Most people who are reading up on how much they should have saved up to be able to retire find out fairly quickly about SAFEMAX, which is the amount that they can withdraw from their savings, adjusting for inflation each year, and not run out of money.
There are those who plan for early retirement by trying to live as minimalist of a life as possible and saving the bare minimum to get to the SAFEMAX for their minimalist lifestyles, otherwise known as LEANFIRE. Of course, there are those who just horrifically undershoot the mark in the first place, but that is another discussion for another day.
By planning whatever lifestyle you have and then assuming annual growth by inflation, you are running a significant risk of running out of money in retirement.

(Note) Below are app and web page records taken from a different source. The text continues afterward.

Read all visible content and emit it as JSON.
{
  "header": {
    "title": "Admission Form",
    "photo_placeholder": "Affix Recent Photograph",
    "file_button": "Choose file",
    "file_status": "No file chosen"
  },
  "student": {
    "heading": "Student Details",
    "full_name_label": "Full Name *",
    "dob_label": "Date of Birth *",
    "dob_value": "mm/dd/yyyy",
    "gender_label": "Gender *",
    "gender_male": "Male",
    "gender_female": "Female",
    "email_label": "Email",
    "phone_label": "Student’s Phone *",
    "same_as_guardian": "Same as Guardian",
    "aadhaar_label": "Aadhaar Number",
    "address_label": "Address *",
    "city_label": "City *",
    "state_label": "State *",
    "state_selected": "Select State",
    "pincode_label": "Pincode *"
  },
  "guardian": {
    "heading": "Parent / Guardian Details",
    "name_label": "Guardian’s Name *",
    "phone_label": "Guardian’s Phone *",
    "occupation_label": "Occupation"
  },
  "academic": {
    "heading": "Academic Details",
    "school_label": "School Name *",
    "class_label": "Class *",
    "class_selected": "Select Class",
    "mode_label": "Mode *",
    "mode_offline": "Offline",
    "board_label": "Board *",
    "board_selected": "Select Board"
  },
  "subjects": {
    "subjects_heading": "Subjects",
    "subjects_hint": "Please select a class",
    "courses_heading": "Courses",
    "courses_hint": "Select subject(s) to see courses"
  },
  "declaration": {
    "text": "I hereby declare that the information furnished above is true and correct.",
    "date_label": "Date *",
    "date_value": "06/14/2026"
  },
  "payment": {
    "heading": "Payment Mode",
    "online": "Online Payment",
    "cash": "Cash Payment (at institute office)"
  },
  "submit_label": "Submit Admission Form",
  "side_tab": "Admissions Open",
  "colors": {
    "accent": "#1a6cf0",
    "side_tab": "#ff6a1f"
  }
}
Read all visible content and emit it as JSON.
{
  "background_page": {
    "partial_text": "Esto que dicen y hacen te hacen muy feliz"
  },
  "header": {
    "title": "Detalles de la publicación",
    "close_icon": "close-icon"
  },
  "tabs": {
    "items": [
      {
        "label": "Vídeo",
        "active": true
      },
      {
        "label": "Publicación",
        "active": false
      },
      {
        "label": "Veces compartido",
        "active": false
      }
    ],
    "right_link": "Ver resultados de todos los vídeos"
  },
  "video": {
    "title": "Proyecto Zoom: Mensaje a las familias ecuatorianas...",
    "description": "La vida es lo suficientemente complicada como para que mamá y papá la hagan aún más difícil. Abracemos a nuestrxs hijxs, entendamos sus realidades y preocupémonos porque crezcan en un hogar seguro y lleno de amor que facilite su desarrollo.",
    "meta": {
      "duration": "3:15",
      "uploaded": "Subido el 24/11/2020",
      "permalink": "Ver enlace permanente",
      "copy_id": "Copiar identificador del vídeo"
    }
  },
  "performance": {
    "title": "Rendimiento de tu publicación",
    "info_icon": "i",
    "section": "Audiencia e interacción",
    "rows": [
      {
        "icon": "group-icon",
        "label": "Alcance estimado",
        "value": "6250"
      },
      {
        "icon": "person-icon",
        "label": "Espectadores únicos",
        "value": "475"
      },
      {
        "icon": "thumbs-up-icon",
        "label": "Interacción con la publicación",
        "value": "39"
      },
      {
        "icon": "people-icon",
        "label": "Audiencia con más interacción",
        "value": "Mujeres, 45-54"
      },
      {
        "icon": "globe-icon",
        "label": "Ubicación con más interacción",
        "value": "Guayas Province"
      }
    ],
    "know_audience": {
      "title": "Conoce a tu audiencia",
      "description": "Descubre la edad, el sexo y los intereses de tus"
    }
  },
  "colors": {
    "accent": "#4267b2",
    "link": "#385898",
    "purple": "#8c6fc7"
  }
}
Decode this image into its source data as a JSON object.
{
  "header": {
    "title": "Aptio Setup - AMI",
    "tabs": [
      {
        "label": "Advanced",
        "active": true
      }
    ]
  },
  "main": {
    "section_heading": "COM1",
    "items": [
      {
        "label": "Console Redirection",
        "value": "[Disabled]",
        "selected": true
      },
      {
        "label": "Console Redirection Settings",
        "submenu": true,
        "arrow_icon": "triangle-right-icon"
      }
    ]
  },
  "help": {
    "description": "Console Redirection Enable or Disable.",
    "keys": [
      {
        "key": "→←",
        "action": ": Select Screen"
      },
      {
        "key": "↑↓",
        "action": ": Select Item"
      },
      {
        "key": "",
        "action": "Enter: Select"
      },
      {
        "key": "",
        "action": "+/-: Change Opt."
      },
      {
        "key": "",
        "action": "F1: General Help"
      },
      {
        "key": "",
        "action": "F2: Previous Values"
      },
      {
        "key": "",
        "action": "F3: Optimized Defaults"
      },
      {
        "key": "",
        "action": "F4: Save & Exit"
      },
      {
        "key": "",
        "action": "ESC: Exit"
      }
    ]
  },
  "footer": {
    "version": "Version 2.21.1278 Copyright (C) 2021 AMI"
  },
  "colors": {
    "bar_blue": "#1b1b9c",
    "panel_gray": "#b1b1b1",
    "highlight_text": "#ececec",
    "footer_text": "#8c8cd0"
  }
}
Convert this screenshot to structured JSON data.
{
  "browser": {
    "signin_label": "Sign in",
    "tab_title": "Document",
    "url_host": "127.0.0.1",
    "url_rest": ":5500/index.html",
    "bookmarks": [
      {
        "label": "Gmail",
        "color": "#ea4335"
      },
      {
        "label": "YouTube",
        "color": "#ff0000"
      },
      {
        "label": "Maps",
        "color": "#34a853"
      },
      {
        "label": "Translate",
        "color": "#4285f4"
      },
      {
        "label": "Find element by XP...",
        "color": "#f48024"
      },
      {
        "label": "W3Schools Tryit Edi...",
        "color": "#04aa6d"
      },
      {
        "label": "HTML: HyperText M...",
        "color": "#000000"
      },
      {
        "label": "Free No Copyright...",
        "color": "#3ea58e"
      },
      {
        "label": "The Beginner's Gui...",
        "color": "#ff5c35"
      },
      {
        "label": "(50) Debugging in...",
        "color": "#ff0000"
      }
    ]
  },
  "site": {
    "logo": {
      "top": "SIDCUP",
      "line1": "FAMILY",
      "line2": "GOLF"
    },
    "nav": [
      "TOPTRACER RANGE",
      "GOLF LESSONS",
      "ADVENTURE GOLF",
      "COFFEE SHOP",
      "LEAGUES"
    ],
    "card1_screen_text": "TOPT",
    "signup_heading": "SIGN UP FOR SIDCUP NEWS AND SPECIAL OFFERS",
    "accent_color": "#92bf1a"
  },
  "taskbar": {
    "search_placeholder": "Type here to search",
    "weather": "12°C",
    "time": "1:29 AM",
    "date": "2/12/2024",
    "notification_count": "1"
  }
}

You won’t run out of money because you’ve not planned for stock market swings.
Why You Might Run Out of Money in Retirement Even if You Saved 25 Times Your Annual Expenses
Instead, as research by MIT’s James Poterba and Dartmouth’s Steven Venti shows, it does not take a significant health event to drain up to $350,000 from your nest egg.
These two researchers researched ten different health events and their effects on the wealth of 65 and over households.
They found that a 65 year old man will need to spend $72,000 and a 65 year old woman will need to spend $93,000 to have a 50% chance of being able to cover all post-retirement health expenses.
That means that a married couple will need an additional $165,000 above and beyond what they had saved up for SAFEMAX in order to have a 50% chance of being able to pay health expenses.
That’s why the authors cited up to $350,000 in expenses. If you have a health event that is costlier than the average health event, then you’re much more likely to bump up against the higher numbers cited in the research.
This analysis was based on retirees reporting health related events and their appurtenant expenses between 1996 and 2014. So, therefore, that number may even be low, as, by the time you read this article, several years’ worth of healthcare inflation have been added on to those numbers.
While the conditions themselves, aside from lung disease and stroke, did not necessarily lead to the declines in wealth, it was the immediate impact of those health conditions that did. Namely, hospitalization and long-term care were the biggest drivers of declines in wealth.
As we saw in “Long Term Care Insurance,” many people believe that Medicare will cover them in the event of extended hospitalizations or long-term care, but it quickly runs out, leaving the sick to fend for themselves or spend themselves into penury.
In the research, the researchers found that only 32% of respondents had private health insurance beyond government-provided Medicare (I recommend paying for Medicare Part B), and only 6% have long-term care insurance.
Those who were covered by long-term care insurance had, on average, $44,807 more in wealth after nursing home entry than those who were not.
Once again, like we saw in “Whoa, Whoa, Whoa…Aren’t You Overreacting to the COVID-19 Pandemic,” we’re pretty bad at planning for and understanding low-probability, high-impact outcomes. Namely, we underestimate the probability of a “rare” event happening, and we underestimate its impacts.
That’s why I make the recommendations that I do for how much to save in addition to having your regular annual expenses saved up for SAFEMAX.
How much do I recommend?
You’ll have to read my FIRE Playbook to find out.
Are you prepared for a medical financial shock in retirement? Let’s talk about it in the comments below!